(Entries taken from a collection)
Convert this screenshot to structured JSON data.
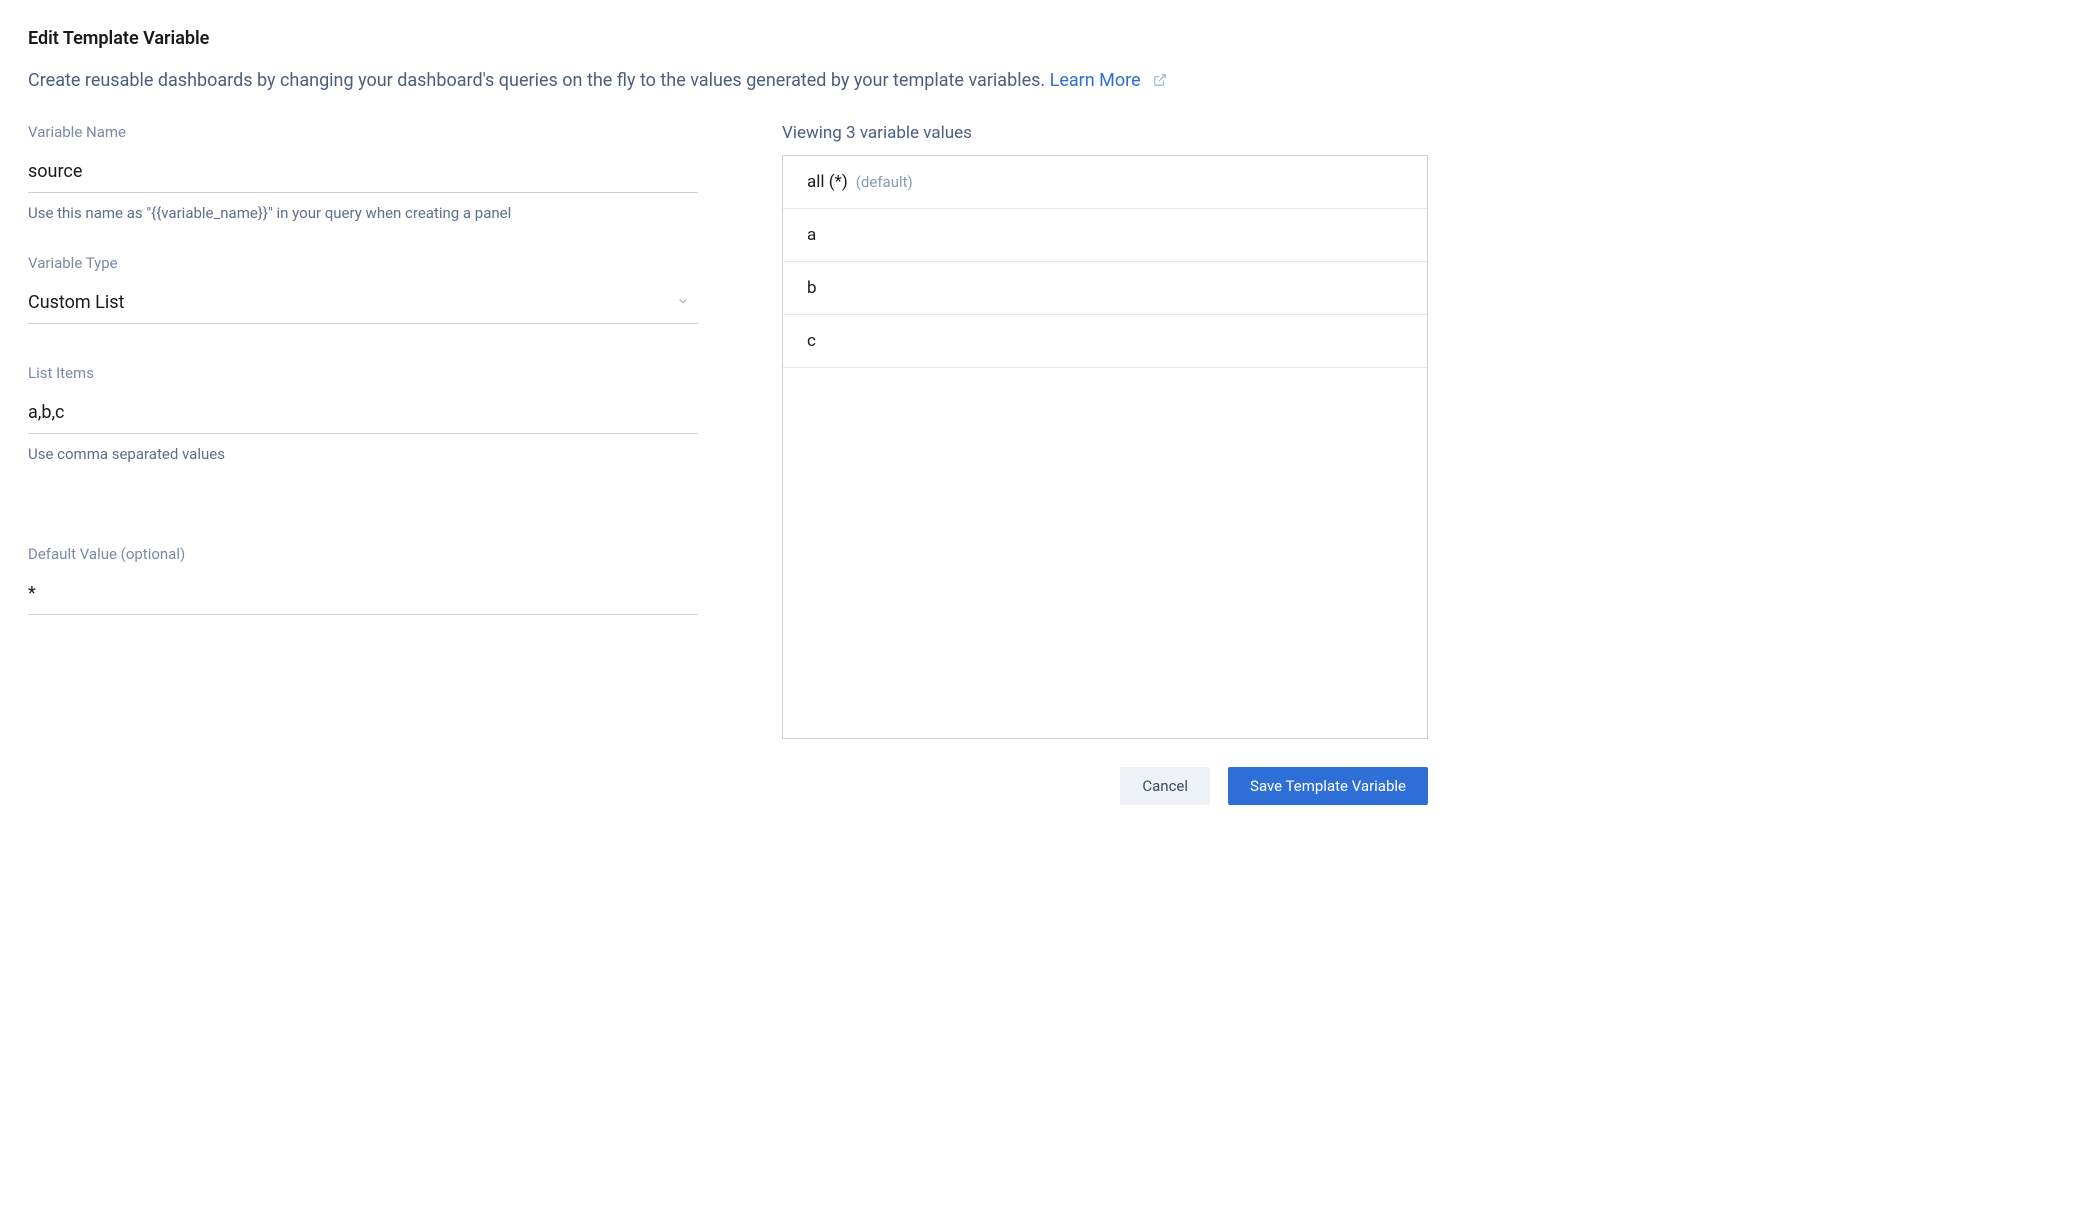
{
  "page": {
    "title": "Edit Template Variable",
    "description": "Create reusable dashboards by changing your dashboard's queries on the fly to the values generated by your template variables.",
    "learn_more_label": "Learn More"
  },
  "form": {
    "variable_name": {
      "label": "Variable Name",
      "value": "source",
      "hint": "Use this name as \"{{variable_name}}\" in your query when creating a panel"
    },
    "variable_type": {
      "label": "Variable Type",
      "value": "Custom List"
    },
    "list_items": {
      "label": "List Items",
      "value": "a,b,c",
      "hint": "Use comma separated values"
    },
    "default_value": {
      "label": "Default Value (optional)",
      "value": "*"
    }
  },
  "preview": {
    "title_prefix": "Viewing ",
    "count": "3",
    "title_suffix": " variable values",
    "default_tag": "(default)",
    "items": [
      {
        "label": "all (*)",
        "is_default": true
      },
      {
        "label": "a",
        "is_default": false
      },
      {
        "label": "b",
        "is_default": false
      },
      {
        "label": "c",
        "is_default": false
      }
    ]
  },
  "actions": {
    "cancel": "Cancel",
    "save": "Save Template Variable"
  }
}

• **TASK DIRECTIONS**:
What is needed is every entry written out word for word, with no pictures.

• **PROBLEM SOLUTION**:
Convert this screenshot to structured JSON data.
{
  "page": {
    "title": "Edit Template Variable",
    "description": "Create reusable dashboards by changing your dashboard's queries on the fly to the values generated by your template variables.",
    "learn_more_label": "Learn More"
  },
  "form": {
    "variable_name": {
      "label": "Variable Name",
      "value": "source",
      "hint": "Use this name as \"{{variable_name}}\" in your query when creating a panel"
    },
    "variable_type": {
      "label": "Variable Type",
      "value": "Custom List"
    },
    "list_items": {
      "label": "List Items",
      "value": "a,b,c",
      "hint": "Use comma separated values"
    },
    "default_value": {
      "label": "Default Value (optional)",
      "value": "*"
    }
  },
  "preview": {
    "title_prefix": "Viewing ",
    "count": "3",
    "title_suffix": " variable values",
    "default_tag": "(default)",
    "items": [
      {
        "label": "all (*)",
        "is_default": true
      },
      {
        "label": "a",
        "is_default": false
      },
      {
        "label": "b",
        "is_default": false
      },
      {
        "label": "c",
        "is_default": false
      }
    ]
  },
  "actions": {
    "cancel": "Cancel",
    "save": "Save Template Variable"
  }
}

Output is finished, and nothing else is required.